This recipe is an exercise in multitasking. You can prepare each component one by one if you’re more comfortable that way, but it comes together easily if you work on the court bouillon (poaching liquid) while the leeks are cooking down. The leeks and fish will finish around the same time and the sauce and snap peas just take a couple minutes. Don’t stress too hard about the fish cooling down — a warm sauce goes a long way.
2 4oz sturgeon or halibut filets, skinless
1 teaspoon salt, plus more
5 tablespoons unsalted butter, cut into cubes
1 large leek, cut in half lengthwise and then sliced thinly crosswise
½ cup white wine
1 medium shallot, cut into thick slices
3 sprigs thyme
1 bay leaf
1 lemon, cut in half
1 teaspoon black peppercorns
1 teaspoon dijon mustard

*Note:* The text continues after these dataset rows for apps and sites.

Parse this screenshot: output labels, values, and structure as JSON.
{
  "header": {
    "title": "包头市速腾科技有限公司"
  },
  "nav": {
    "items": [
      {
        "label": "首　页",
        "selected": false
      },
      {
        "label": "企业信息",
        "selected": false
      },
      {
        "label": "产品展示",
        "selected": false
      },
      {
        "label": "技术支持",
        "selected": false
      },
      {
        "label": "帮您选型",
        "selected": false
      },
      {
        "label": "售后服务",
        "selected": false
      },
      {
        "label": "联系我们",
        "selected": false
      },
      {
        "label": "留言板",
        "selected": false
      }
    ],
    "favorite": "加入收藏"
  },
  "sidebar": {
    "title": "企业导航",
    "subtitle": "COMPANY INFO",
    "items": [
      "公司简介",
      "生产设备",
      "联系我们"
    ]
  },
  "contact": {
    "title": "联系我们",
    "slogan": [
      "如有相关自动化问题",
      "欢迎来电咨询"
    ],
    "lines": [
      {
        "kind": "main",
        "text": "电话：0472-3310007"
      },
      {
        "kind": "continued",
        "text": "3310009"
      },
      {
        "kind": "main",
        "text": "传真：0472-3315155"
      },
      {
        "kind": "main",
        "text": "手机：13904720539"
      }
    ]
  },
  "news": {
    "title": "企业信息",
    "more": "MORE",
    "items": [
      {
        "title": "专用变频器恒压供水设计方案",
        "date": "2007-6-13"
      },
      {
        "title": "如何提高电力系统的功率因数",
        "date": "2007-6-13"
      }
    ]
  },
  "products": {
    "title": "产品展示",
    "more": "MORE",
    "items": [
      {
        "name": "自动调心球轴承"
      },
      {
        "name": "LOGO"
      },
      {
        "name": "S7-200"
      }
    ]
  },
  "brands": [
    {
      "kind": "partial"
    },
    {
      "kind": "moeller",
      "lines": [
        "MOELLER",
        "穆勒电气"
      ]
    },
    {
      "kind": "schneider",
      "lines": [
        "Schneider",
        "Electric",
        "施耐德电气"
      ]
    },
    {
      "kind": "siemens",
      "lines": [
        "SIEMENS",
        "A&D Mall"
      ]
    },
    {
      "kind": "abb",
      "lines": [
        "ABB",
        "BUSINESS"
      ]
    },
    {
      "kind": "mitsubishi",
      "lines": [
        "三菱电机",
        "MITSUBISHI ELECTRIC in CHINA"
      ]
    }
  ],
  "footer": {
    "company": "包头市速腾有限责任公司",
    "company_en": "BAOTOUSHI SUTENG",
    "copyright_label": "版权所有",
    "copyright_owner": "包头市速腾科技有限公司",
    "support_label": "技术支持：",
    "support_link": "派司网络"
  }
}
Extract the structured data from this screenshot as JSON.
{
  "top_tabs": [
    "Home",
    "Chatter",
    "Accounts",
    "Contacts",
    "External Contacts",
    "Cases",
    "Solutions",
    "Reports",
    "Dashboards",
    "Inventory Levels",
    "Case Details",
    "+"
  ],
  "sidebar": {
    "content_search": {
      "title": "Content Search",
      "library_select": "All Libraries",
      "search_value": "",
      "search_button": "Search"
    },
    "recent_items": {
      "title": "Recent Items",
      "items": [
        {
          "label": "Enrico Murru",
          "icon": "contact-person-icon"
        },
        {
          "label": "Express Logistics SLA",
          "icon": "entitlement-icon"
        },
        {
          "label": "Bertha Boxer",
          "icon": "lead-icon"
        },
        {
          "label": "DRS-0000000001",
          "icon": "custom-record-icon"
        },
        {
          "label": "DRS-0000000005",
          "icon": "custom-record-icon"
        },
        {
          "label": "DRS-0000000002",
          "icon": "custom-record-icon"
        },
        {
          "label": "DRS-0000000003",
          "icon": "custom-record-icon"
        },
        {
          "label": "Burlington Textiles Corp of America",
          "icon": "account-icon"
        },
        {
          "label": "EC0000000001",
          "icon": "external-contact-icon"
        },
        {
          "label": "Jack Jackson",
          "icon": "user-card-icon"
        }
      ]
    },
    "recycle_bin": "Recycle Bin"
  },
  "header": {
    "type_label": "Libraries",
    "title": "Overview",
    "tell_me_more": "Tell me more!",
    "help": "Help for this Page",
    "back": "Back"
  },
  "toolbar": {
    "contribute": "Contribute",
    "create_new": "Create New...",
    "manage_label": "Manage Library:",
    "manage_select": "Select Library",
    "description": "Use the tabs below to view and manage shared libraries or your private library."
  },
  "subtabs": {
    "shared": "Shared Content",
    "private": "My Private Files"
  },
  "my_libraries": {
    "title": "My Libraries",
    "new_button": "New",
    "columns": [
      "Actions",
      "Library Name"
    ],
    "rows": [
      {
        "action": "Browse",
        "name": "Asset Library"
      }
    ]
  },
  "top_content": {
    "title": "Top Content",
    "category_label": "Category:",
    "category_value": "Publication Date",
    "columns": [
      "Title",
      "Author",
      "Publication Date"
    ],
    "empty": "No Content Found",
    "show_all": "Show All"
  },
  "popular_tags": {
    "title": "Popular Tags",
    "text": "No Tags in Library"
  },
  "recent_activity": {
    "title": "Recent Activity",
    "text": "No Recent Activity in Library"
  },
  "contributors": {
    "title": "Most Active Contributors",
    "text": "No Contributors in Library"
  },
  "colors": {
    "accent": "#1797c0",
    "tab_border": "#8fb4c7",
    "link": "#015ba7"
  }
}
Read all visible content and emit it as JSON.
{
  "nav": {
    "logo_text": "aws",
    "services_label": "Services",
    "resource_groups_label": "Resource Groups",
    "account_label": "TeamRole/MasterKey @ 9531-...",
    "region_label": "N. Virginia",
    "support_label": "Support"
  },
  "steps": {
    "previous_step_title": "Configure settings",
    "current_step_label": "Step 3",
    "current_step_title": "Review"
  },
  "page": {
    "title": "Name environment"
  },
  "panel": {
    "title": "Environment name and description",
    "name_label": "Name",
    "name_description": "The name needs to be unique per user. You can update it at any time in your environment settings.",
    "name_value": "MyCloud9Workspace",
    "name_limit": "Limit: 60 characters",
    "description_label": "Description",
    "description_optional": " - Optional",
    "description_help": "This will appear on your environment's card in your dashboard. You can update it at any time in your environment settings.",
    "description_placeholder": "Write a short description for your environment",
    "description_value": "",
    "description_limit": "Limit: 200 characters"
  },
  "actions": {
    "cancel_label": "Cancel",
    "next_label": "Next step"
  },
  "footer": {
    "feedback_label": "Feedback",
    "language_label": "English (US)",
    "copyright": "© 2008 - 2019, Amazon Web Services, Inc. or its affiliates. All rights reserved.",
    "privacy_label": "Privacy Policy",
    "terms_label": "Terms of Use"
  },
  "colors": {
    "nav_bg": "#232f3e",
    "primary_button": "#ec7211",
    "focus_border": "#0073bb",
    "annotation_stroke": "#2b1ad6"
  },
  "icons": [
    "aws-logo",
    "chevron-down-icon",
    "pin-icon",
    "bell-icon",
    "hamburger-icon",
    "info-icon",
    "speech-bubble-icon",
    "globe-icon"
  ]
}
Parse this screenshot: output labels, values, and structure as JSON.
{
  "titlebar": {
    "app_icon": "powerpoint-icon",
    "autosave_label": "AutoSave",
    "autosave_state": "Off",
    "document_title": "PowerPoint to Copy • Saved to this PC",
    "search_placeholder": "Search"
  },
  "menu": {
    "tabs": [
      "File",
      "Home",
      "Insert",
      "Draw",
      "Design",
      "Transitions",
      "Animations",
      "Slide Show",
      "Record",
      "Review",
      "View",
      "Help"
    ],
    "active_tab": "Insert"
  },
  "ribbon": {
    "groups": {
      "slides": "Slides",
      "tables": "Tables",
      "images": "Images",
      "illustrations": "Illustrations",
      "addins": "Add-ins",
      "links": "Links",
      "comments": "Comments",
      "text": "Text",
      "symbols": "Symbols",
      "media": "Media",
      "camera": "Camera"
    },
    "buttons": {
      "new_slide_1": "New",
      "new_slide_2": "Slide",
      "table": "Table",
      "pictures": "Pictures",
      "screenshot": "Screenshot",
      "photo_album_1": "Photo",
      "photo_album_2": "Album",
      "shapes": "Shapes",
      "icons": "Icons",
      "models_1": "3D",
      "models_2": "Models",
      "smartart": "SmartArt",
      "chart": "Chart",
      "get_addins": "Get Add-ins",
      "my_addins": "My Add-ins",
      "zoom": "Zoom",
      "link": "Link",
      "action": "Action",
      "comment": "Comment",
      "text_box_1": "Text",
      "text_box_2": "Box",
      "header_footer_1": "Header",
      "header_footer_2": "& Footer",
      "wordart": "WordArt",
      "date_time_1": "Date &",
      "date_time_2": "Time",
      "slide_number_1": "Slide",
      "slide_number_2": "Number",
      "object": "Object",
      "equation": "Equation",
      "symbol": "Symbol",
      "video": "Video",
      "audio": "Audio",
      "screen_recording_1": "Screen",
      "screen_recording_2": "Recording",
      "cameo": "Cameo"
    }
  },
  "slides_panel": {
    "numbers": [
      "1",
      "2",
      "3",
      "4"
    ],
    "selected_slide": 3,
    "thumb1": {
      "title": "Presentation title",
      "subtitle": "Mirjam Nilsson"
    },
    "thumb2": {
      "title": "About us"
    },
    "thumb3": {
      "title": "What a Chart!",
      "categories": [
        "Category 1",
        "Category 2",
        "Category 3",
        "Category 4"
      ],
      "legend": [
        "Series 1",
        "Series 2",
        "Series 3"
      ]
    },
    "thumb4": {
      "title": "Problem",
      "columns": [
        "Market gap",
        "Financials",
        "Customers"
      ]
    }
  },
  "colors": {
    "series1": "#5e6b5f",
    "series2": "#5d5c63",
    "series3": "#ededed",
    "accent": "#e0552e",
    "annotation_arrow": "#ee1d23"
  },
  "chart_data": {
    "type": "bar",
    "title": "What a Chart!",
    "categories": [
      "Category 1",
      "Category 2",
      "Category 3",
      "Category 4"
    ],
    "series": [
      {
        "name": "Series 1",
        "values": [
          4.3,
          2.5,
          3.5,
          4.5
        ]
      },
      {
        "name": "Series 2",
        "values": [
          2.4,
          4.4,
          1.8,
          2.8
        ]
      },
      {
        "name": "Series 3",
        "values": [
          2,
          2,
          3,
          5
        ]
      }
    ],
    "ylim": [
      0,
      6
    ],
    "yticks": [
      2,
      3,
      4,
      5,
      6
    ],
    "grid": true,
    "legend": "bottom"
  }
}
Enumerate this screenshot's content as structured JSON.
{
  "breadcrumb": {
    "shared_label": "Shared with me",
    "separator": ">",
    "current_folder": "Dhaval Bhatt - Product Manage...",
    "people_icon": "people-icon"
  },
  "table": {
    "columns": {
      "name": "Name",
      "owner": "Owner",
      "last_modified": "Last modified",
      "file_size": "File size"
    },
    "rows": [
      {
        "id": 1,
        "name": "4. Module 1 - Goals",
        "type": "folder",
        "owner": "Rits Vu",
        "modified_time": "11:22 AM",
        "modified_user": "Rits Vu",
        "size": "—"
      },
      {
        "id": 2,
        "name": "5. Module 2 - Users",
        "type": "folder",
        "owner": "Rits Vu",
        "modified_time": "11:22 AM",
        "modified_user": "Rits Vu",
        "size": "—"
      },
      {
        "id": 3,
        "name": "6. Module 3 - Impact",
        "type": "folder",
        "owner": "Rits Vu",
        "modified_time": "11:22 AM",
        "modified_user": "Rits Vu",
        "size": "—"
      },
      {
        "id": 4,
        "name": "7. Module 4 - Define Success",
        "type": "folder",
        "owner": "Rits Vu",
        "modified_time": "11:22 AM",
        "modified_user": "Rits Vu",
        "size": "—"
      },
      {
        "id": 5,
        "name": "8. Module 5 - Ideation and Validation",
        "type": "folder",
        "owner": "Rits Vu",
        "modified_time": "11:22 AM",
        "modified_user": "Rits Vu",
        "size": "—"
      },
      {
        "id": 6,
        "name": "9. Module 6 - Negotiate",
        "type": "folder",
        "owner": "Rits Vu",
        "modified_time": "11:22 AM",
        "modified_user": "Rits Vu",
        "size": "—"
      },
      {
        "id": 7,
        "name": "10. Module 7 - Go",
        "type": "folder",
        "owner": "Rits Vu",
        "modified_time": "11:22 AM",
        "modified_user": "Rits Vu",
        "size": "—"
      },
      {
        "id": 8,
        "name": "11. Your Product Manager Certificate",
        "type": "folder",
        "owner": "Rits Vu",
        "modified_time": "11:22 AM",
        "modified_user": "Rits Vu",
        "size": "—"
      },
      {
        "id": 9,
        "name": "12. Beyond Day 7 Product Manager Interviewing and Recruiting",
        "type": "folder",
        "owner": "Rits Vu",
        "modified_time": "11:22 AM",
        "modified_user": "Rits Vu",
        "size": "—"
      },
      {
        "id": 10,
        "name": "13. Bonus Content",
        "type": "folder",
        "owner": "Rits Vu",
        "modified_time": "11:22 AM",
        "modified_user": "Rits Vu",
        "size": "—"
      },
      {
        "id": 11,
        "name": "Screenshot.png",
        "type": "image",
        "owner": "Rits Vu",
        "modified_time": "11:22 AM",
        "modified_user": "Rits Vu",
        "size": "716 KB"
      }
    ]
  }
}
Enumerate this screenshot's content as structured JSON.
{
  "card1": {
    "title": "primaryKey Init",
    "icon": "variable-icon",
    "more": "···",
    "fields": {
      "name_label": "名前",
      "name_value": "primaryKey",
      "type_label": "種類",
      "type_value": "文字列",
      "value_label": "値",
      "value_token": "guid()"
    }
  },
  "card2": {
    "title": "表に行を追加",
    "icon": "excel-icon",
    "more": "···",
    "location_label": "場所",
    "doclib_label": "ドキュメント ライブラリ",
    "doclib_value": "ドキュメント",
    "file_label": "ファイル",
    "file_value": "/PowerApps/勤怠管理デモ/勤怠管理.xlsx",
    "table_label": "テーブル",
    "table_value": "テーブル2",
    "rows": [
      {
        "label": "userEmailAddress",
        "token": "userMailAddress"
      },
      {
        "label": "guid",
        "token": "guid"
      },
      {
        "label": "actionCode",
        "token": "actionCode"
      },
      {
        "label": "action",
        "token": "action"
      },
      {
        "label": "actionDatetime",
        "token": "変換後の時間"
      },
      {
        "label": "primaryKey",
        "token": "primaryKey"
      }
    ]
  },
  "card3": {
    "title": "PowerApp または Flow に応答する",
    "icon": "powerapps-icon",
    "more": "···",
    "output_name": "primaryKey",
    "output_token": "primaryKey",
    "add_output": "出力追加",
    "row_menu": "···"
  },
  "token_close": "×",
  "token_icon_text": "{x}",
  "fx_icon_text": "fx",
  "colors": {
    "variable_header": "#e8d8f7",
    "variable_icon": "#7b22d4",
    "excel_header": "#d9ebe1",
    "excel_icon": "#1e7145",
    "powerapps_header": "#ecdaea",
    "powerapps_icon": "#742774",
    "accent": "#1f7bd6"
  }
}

1 tablespoon neutral oil, such as vegetable or canola
½ lb snap peas, ends trimmed and strings removed
Season the fish with salt on both sides and let sit at room temperature while you prepare the other components.
Melt 1 tablespoon butter in a sauté pan over medium heat and add leek. Season with pinch of salt. Sauté briefly and then add 2 tablespoons water. Stir constantly and whenever it appears to dry out, add water again. You want them to be fully softened and come together almost into a paste. This will take around 30 minutes. Set aside.
In a small saucepan, combine ½ cup white wine, 1½ cup water, shallot, thyme, bay leaf, lemon (squeeze the juice into the liquid as it goes in), and black peppercorns. Bring to a boil and then simmer over medium-low heat for 15 minutes.
Gently lower the fish into the liquid, keeping it at a low simmer, and cover. Poach for 5–6 minutes, until a toothpick slides easily all the way through the fish. Remove the fish and set aside. Strain the liquid and reserve.
Return ½ cup of the poaching liquid to the saucepan and place over medium-low heat until barely starting to simmer. Whisking constantly, add 1 cube of butter at a time, waiting until one melts before adding the next. When all the butter is added and melted, turn off the heat and whisk in the Dijon mustard. You should have a slightly thickened sauce that coats the back of a spoon. Season to taste with salt and set aside.
In a sauté pan, heat 1 tablespoon vegetable oil until starting to smoke. Add snap peas and sauté for about 1 minute until lightly browned and no longer raw. Season to taste with salt.
To plate, spoon about 2 tablespoons of the melted leeks onto the center of the plate. Place the fish on top of the leeks and arrange the peas on the side. Spoon sauce over the top of the fish and serve.
If you make a recipe from our newsletter, please tag us in pictures! You can find us on Instagram at @littlefish_echopark. If you’re in LA, our next fish fry is Saturday, 3/27. We’re doing a lunch special and you can learn more on our Instagram. Orders open Monday, 3/22 at 6pm PST. A portion of our profits goes directly to on-the-ground, community organizations — you’ve helped us send money to No Us Without You, Heart of Dinner, and Send Chinatown Love. We’ll be announcing next week’s organization on Instagram this week — thank you so much for your suggestions!